Many small business owners are unprepared for retirement, with a third of the women and a quarter of the men in a new survey having no estimate of how much they will need when they retire.

The survey, by the American College, a nonprofit educational institution devoted to financial services, found that while 66 percent of the women and 70 percent of the men said they had developed an estimate of their retirement needs, only half of these individuals have done so with the assistance of a financial professional.

A quarter of the survey participants used online calculators, which often have serious limitations in adequately projecting changes in inflation, taxes, medical expenses and income streams. The remainder of the survey respondents arrived at an estimate by performing simple calculations on their own using pencil and paper.

“The lack of retirement planning by so many people is stunning, especially since business owners have no one else to rely on when it comes to putting their retirement plans in place,” said Mary Quist-Newins, director of the State Farm Center for Women and Financial Services at The American College. “When you consider that the mean age of our respondents is just over 50 you have to wonder, 'What are these individuals waiting for?' Retirement will be upon them before they know it. Small business owners need to start preparing for retirement now.”

Even for the small business owners who have calculated their retirement goals, most do not have a formal plan to achieve their financial objectives. Among the small business owners surveyed, 77 percent of the women and 74 percent of the men have no written plan for retirement.

Cost of living is a major issue for many small business owners planning for retirement. The main concerns of roughly four in 10 of the small business owners surveyed were increases in the cost of living, higher health care costs, and the ability to maintain their current quality of life.

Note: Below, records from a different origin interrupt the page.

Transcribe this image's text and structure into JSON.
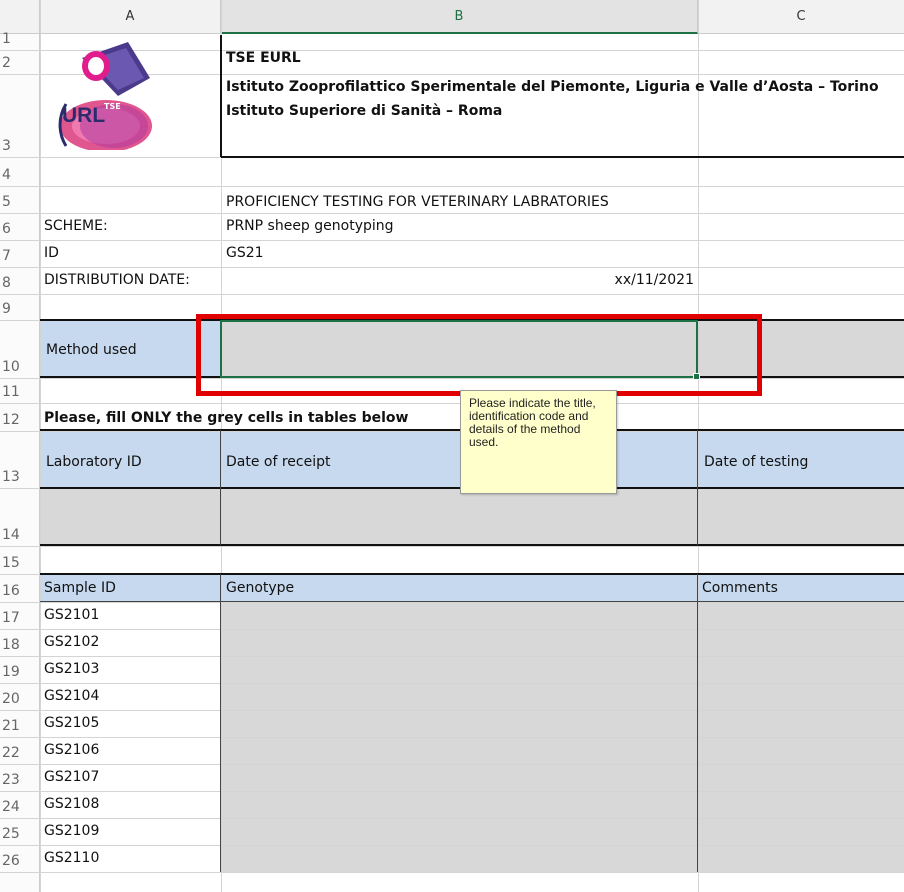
{
  "columns": [
    "A",
    "B",
    "C"
  ],
  "rows": [
    "1",
    "2",
    "3",
    "4",
    "5",
    "6",
    "7",
    "8",
    "9",
    "10",
    "11",
    "12",
    "13",
    "14",
    "15",
    "16",
    "17",
    "18",
    "19",
    "20",
    "21",
    "22",
    "23",
    "24",
    "25",
    "26"
  ],
  "logo": {
    "text": "URL",
    "superscript": "TSE"
  },
  "header": {
    "line1": "TSE EURL",
    "line2": "Istituto Zooprofilattico Sperimentale del Piemonte, Liguria e Valle d’Aosta – Torino",
    "line3": "Istituto Superiore di Sanità – Roma"
  },
  "info": {
    "title": "PROFICIENCY TESTING FOR VETERINARY LABRATORIES",
    "scheme_label": "SCHEME:",
    "scheme_value": "PRNP sheep genotyping",
    "id_label": "ID",
    "id_value": "GS21",
    "date_label": "DISTRIBUTION DATE:",
    "date_value": "xx/11/2021"
  },
  "method_label": "Method used",
  "instruction": "Please, fill ONLY the grey cells in tables below",
  "lab_table": {
    "headers": [
      "Laboratory ID",
      "Date of receipt",
      "Date of testing"
    ]
  },
  "sample_table": {
    "headers": [
      "Sample ID",
      "Genotype",
      "Comments"
    ],
    "samples": [
      "GS2101",
      "GS2102",
      "GS2103",
      "GS2104",
      "GS2105",
      "GS2106",
      "GS2107",
      "GS2108",
      "GS2109",
      "GS2110"
    ]
  },
  "tooltip": "Please indicate the title, identification code and details of the method used.",
  "colors": {
    "grey_cell": "#d8d8d8",
    "blue_header": "#c6d9ee",
    "highlight": "#e00000",
    "tooltip_bg": "#ffffcc",
    "active_col": "#1e7145"
  }
}
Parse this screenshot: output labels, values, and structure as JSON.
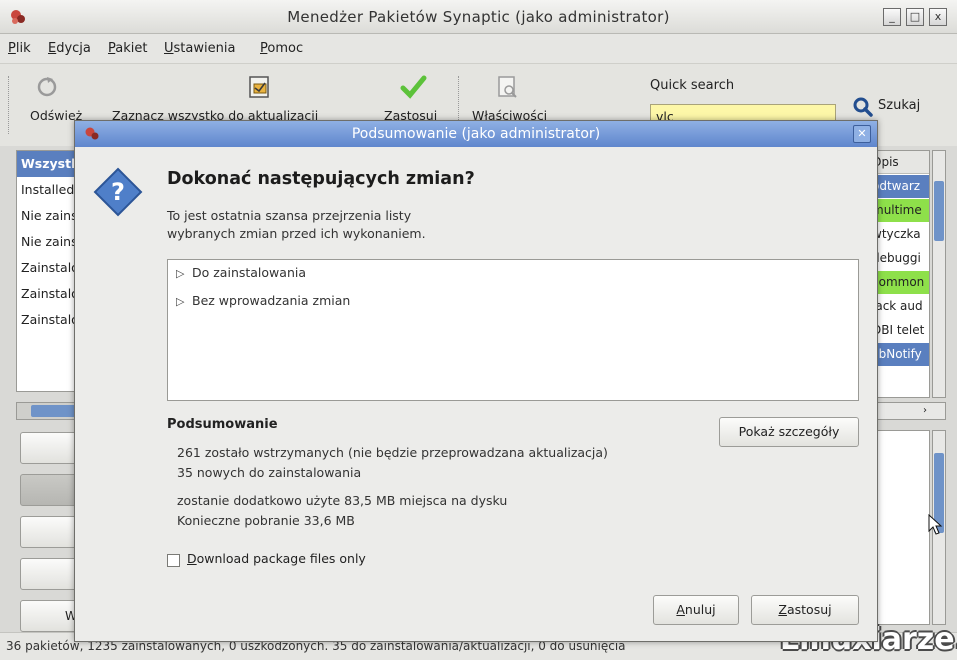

Only 37 percent of the women and 38 percent of the men think their retirement planning needs are complex, suggests a potentially dangerous tendency to oversimplify an increasingly complicated financial planning situation that needs to account for inflation, medical expenses, longevity and asset management as well as the accumulation and distribution of income, long-term care and tax management.

While just over half of the small business owners who were surveyed reported being concerned about maximizing the value of their business to help fund retirement, only 10 percent of the women and 20 percent of the men polled had a written plan to transition their business upon retirement.

Michael Cohn writes for Accounting Today.